  • have had tendon problems
  • are taking steroids (corticosteroids)
  • have renal failure
  • Stop taking NEXLIZET immediately and get medical help right away if you get any of the following signs or symptoms of a tendon rupture:
    • hear or feel a snap or pop in a tendon area
    • bruising right after an injury in a tendon area
    • unable to move the affected area or put weight on the affected area
    Avoid exercise and using the affected area.
The most common side effects of NEXLIZET in people with primary hyperlipidemia include:
  • symptoms of the common cold, flu, or flu-like symptoms
  • muscle spasms
  • back pain
  • stomach pain
  • bronchitis
  • pain in shoulder, legs, or arms
  • anemia
  • increased liver enzymes
  • diarrhea
  • joint pain
  • swelling of sinuses (sinusitis)
  • fatigue
The most common side effects of bempedoic acid in people with heart problems include:
  • kidney problems
  • anemia
  • increased liver enzymes
  • muscle spasms
  • gallstones
Tell your healthcare provider if you have any side effect that bothers you or that does not go away.
These are not all the possible side effects of NEXLIZET. Ask your healthcare provider or pharmacist for more information.
Call your doctor for medical advice about side effects. You may report side effects to FDA at 1-800-FDA-1088.
How should I store NEXLIZET?
  • Store NEXLIZET in the original package at room temperature between 68ºF to 77ºF (20ºC to 25ºC).
  • Protect from heat and moisture.
  • Do not throw away the packet that helps to keep your medicine dry (desiccant).
  • NEXLIZET comes in a bottle with a child-resistant cap.
Keep NEXLIZET and all medicines out of the reach of children.
General information about the safe and effective use of NEXLIZET.
Medicines are sometimes prescribed for purposes other than those listed in a Patient Information leaflet.
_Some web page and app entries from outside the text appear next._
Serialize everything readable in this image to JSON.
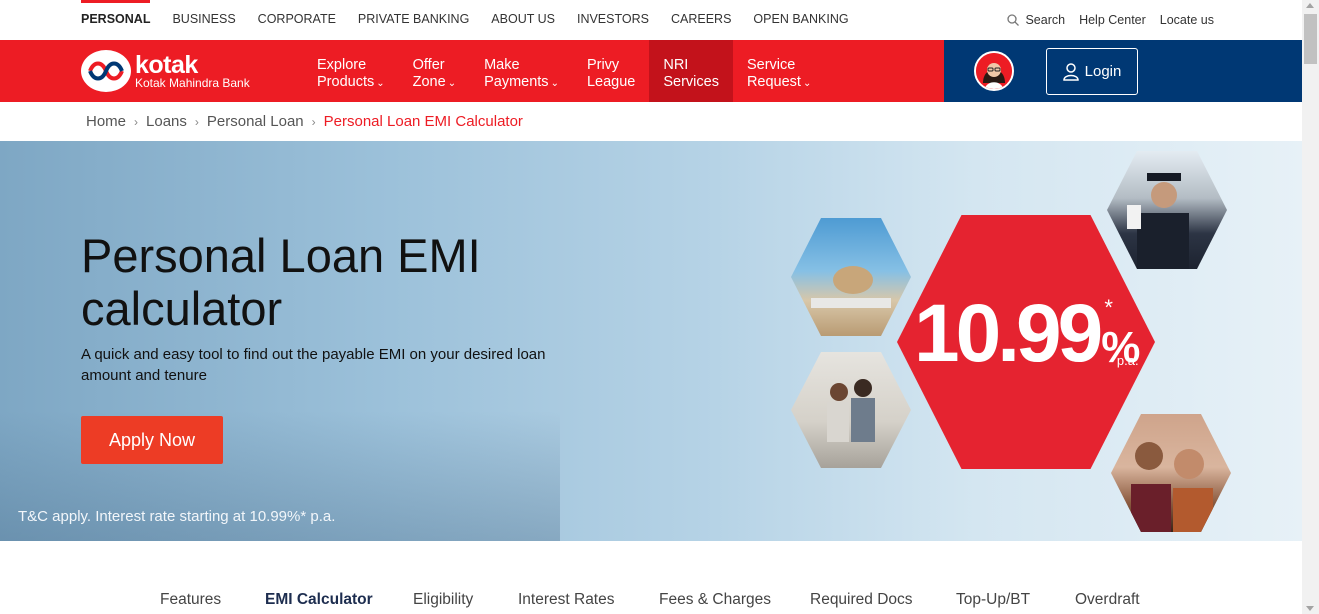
{
  "top_nav": {
    "items": [
      "PERSONAL",
      "BUSINESS",
      "CORPORATE",
      "PRIVATE BANKING",
      "ABOUT US",
      "INVESTORS",
      "CAREERS",
      "OPEN BANKING"
    ],
    "active": "PERSONAL"
  },
  "utility": {
    "search": "Search",
    "help": "Help Center",
    "locate": "Locate us"
  },
  "logo": {
    "brand": "kotak",
    "sub": "Kotak Mahindra Bank"
  },
  "main_menu": [
    {
      "line1": "Explore",
      "line2": "Products",
      "caret": true
    },
    {
      "line1": "Offer",
      "line2": "Zone",
      "caret": true
    },
    {
      "line1": "Make",
      "line2": "Payments",
      "caret": true
    },
    {
      "line1": "Privy",
      "line2": "League",
      "caret": false
    },
    {
      "line1": "NRI",
      "line2": "Services",
      "caret": false
    },
    {
      "line1": "Service",
      "line2": "Request",
      "caret": true
    }
  ],
  "account": {
    "login_label": "Login"
  },
  "breadcrumb": [
    "Home",
    "Loans",
    "Personal Loan",
    "Personal Loan EMI Calculator"
  ],
  "hero": {
    "title": "Personal Loan EMI calculator",
    "description": "A quick and easy tool to find out the payable EMI on your desired loan amount and tenure",
    "cta": "Apply Now",
    "tnc": "T&C apply. Interest rate starting at 10.99%* p.a.",
    "rate_number": "10.99",
    "rate_percent": "%",
    "rate_star": "*",
    "rate_pa": "p.a."
  },
  "tabs": {
    "items": [
      "Features",
      "EMI Calculator",
      "Eligibility",
      "Interest Rates",
      "Fees & Charges",
      "Required Docs",
      "Top-Up/BT",
      "Overdraft"
    ],
    "active": "EMI Calculator"
  },
  "colors": {
    "brand_red": "#ed1c24",
    "navy": "#003874",
    "cta": "#ed3c25"
  }
}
Do not use NEXLIZET for a condition for which it was not prescribed. Do not give NEXLIZET to other people, even if they have the same symptoms that you have. It may harm them.
You can ask your pharmacist or healthcare provider for information about NEXLIZET that is written for healthcare professionals.
What are the ingredients in NEXLIZET?
  • active ingredients: bempedoic acid and ezetimibe
  • inactive ingredients: colloidal silicon dioxide, hydroxy propyl cellulose, lactose monohydrate, magnesium stearate, microcrystalline cellulose, povidone K30, sodium lauryl sulfate, sodium starch glycolate
  • tablet coating: FD&C Blue #1/Brilliant Blue FCF Aluminum Lake, FD&C Blue #2/Indigo Carmine Aluminum Lake, glyceryl monocaprylocaprate, partially hydrolyzed polyvinyl alcohol, sodium lauryl sulfate, talc, and titanium dioxide
Manufactured for:
Esperion Therapeutics, Inc.
3891 Ranchero Drive, Suite 150
Ann Arbor, MI 48108
© 2024 Esperion Therapeutics, Inc.

PRINCIPAL DISPLAY PANEL - 180 mg/10 mg Tablet Bottle Label
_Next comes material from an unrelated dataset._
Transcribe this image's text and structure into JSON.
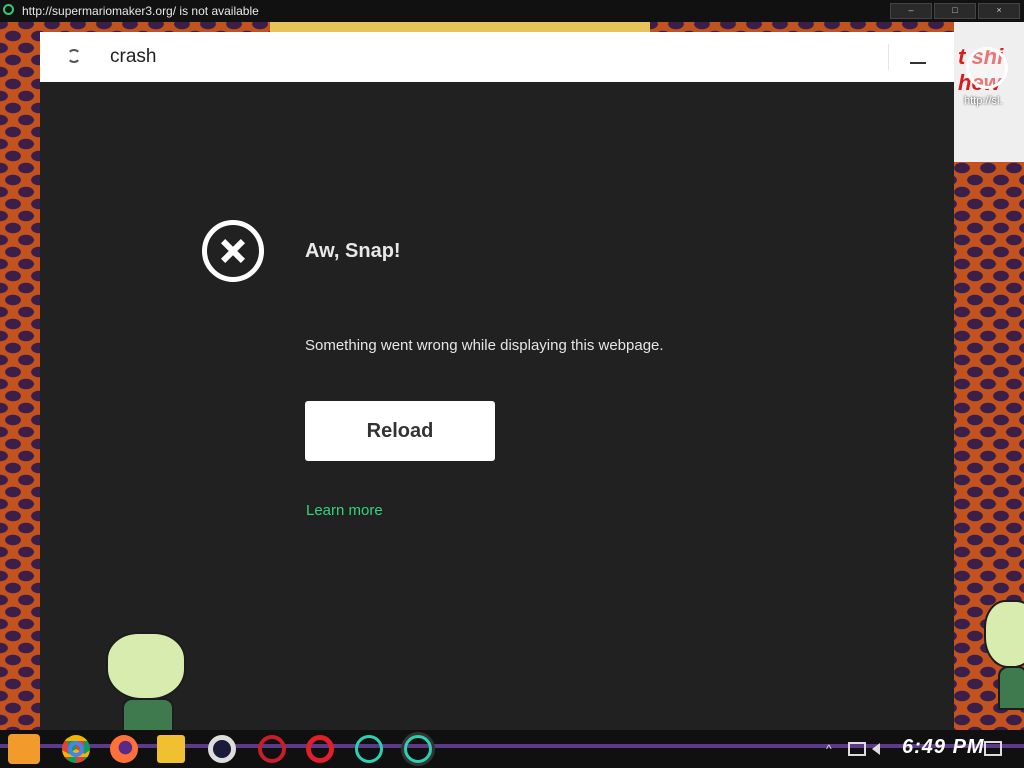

NDC 72426-818-03
Rx only

NEXLIZET®
(bempedoic acid
and ezetimibe) tablets

Contains
30 Tablets

180 mg/10 mg

PRINCIPAL DISPLAY PANEL - 180 mg/10 mg Tablet Bottle Label
PRINCIPAL DISPLAY PANEL - 180 mg/10 mg Tablet Bottle Label